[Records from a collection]

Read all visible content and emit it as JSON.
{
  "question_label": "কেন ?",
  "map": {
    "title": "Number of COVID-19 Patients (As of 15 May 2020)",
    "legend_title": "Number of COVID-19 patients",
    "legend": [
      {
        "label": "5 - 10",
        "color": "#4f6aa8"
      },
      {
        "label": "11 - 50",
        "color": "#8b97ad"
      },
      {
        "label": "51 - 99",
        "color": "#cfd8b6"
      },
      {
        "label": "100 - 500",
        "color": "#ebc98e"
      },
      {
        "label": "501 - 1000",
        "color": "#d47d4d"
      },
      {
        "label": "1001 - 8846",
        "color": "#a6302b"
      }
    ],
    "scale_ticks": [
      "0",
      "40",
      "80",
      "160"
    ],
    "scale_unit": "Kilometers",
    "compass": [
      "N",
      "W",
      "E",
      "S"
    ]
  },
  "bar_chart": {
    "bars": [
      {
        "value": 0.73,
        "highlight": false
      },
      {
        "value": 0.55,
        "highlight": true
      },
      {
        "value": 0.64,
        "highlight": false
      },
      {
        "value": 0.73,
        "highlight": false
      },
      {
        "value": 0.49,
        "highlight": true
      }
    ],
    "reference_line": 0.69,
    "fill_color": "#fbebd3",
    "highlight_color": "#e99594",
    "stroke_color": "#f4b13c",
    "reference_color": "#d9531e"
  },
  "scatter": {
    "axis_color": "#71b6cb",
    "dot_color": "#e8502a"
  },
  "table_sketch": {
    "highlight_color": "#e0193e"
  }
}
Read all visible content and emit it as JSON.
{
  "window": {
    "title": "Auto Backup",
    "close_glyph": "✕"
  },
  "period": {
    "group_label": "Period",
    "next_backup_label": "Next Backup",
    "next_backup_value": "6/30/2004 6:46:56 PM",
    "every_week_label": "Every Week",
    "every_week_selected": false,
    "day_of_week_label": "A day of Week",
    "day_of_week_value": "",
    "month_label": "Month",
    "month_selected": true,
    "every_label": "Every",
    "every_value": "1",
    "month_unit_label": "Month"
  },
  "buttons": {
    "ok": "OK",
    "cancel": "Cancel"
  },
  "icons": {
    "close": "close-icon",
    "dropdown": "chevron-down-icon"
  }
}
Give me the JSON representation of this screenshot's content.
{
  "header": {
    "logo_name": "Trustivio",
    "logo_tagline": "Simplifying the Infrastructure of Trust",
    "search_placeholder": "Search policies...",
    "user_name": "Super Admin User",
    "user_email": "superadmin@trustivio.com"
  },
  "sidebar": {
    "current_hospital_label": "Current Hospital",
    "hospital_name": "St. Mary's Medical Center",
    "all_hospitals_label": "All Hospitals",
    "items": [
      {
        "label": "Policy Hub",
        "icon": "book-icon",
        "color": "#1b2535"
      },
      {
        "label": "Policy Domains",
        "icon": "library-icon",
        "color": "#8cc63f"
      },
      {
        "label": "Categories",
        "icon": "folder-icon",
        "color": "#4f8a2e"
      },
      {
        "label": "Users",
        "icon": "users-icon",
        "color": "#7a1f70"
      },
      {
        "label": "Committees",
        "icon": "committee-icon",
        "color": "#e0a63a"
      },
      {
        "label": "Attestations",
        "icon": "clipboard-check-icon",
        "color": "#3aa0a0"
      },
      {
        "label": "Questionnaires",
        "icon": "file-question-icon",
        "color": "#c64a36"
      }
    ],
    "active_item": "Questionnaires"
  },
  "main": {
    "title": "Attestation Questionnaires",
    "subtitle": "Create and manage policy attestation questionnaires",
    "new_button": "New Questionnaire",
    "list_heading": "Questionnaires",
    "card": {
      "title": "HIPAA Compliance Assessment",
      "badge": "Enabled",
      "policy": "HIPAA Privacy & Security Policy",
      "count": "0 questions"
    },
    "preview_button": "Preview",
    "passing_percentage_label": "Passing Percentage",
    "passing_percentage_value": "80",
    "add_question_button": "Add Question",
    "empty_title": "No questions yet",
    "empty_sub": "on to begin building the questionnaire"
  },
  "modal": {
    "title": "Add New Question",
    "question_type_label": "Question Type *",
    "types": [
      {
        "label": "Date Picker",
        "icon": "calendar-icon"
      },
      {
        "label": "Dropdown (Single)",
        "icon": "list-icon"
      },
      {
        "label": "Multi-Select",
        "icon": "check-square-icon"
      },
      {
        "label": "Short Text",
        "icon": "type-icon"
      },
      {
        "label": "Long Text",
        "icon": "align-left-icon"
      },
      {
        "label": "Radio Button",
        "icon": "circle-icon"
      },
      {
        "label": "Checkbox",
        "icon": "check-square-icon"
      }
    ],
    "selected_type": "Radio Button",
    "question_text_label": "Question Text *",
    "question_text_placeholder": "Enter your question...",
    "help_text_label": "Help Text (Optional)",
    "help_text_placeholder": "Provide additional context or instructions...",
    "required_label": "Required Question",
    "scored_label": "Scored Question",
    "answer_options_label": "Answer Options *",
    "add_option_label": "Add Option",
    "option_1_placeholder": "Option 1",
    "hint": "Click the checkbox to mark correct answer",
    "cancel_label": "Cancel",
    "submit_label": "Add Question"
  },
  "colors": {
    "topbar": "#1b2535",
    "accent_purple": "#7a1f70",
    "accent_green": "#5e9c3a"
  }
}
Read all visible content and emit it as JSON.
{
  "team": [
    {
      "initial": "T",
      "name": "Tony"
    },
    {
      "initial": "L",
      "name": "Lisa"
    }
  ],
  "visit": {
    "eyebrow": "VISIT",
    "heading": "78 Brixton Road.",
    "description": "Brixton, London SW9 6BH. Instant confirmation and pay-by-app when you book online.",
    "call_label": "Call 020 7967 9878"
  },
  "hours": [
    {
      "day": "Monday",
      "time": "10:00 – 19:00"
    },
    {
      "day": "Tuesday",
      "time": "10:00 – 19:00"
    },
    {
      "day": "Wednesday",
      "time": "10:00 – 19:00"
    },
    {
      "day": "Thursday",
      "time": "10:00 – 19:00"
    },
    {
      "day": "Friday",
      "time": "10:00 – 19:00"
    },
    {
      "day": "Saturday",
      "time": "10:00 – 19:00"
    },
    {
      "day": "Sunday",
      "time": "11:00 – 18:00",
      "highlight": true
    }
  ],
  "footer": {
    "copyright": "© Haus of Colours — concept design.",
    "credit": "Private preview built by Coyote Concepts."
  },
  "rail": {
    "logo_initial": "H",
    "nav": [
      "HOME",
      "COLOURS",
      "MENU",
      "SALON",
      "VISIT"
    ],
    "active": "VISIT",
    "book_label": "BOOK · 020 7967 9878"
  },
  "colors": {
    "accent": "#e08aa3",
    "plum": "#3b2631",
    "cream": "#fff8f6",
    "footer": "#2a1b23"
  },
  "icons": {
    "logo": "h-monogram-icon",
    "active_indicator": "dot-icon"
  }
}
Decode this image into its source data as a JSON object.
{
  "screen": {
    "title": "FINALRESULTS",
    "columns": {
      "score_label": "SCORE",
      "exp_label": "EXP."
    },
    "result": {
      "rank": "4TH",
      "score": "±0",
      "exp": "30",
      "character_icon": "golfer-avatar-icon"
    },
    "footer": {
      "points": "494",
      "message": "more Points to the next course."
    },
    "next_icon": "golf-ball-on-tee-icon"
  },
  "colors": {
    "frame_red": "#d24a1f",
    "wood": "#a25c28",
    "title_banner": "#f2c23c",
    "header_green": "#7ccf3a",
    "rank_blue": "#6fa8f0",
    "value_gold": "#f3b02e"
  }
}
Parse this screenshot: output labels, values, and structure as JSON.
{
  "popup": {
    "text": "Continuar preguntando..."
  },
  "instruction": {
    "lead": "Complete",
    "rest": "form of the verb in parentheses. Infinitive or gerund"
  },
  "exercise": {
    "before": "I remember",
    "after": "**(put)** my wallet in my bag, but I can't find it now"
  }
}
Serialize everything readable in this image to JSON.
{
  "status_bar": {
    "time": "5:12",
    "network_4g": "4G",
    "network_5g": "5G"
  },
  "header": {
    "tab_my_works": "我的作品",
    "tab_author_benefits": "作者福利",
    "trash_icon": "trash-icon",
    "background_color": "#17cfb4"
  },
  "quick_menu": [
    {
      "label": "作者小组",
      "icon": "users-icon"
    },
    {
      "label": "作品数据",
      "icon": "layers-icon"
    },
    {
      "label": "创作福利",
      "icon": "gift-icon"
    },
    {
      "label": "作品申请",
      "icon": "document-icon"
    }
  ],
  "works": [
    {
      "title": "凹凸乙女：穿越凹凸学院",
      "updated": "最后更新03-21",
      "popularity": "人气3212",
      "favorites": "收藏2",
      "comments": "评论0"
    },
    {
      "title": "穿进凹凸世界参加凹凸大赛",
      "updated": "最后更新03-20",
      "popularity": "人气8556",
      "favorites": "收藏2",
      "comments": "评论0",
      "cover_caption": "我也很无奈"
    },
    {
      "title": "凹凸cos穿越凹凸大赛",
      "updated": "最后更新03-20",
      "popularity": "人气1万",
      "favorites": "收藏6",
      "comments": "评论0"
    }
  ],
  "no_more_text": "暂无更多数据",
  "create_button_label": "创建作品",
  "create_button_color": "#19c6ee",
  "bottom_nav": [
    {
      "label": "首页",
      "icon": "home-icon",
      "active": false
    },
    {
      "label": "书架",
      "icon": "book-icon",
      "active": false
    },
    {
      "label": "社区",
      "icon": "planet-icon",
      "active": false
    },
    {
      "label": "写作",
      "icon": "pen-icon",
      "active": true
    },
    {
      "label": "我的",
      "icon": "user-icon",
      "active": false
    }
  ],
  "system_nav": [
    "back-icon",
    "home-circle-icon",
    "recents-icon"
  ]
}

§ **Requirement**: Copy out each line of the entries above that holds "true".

§ **Task result**:
        "highlight": true
        "highlight": true
    "month_selected": true,
      "highlight": true
      "active": true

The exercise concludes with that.